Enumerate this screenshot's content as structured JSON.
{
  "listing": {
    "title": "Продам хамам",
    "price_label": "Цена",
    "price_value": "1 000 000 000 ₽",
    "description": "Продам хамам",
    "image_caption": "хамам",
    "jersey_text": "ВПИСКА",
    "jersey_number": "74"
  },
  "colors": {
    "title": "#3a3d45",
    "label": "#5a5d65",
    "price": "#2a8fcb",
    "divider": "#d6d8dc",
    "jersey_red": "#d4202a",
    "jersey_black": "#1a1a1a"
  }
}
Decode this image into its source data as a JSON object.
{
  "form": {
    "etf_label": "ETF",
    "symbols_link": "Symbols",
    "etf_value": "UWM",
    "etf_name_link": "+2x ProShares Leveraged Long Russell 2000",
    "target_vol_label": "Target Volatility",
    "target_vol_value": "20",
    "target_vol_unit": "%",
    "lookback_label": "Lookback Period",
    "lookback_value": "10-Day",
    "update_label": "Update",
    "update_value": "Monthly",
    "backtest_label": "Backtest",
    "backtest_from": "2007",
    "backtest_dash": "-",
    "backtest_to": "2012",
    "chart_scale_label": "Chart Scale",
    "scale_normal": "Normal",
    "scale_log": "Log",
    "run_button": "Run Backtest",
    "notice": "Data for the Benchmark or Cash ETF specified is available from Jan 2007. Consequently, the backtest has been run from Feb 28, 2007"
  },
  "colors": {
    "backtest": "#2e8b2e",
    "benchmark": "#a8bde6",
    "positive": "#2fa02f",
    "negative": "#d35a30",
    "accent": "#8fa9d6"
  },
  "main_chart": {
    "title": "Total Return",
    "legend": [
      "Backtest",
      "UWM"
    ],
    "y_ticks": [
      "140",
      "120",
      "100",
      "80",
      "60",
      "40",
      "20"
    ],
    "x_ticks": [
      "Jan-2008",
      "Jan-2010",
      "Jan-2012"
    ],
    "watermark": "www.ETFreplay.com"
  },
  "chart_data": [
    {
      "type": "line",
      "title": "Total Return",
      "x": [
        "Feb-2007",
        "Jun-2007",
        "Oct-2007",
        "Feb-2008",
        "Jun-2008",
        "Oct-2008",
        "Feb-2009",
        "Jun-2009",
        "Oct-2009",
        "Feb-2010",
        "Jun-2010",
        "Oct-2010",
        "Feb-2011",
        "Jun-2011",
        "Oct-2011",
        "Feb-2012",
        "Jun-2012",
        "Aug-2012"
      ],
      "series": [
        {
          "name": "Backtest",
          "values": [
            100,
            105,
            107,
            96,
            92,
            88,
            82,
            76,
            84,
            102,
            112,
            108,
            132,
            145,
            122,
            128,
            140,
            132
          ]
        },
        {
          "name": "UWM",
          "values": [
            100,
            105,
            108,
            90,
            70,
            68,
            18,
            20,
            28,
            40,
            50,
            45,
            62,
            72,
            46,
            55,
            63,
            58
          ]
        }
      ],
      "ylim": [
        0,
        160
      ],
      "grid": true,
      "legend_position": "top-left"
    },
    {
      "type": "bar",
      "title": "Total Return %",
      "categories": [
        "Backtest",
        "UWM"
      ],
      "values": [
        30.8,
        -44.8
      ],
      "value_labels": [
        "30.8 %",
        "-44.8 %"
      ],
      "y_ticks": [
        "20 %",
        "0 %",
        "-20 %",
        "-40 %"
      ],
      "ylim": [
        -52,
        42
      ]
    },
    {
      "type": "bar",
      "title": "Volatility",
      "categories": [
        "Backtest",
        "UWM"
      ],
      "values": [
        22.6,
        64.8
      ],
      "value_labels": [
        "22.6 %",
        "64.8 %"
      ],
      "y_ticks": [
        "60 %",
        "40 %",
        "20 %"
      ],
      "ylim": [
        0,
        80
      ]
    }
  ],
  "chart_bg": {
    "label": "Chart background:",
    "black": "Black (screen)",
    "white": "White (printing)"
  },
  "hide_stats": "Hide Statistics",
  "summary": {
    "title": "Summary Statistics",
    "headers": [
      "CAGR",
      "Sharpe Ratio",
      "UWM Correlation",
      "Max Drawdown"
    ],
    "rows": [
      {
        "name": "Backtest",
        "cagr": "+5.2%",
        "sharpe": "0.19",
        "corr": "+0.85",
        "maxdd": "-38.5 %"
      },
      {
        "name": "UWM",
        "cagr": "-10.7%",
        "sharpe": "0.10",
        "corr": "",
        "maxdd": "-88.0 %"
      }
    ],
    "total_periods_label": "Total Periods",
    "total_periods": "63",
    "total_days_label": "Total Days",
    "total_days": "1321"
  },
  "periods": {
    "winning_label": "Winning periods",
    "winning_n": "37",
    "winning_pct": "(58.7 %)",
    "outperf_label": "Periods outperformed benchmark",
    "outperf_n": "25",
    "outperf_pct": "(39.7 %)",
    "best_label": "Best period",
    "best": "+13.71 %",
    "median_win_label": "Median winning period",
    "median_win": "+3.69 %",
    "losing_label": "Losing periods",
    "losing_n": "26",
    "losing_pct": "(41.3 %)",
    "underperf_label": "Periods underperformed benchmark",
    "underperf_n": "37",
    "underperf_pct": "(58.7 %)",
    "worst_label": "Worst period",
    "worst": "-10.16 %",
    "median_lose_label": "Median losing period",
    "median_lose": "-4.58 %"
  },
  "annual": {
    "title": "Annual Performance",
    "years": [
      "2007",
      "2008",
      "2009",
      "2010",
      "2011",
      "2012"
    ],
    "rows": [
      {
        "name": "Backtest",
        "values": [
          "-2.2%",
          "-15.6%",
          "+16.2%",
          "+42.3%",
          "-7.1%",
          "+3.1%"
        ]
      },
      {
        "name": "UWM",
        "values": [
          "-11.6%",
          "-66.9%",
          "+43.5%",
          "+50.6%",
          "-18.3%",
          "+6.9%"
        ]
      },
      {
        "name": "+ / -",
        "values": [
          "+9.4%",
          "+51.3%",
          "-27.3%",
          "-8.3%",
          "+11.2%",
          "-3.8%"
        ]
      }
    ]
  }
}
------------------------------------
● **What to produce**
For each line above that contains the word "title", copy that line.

● **Response to the exercise**
    "title": "Продам хамам",
    "title": "#3a3d45",
    "title": "Total Return",
      "title": "Total Return",
      "title": "Total Return %",
      "title": "Volatility",
    "title": "Summary Statistics",
    "title": "Annual Performance",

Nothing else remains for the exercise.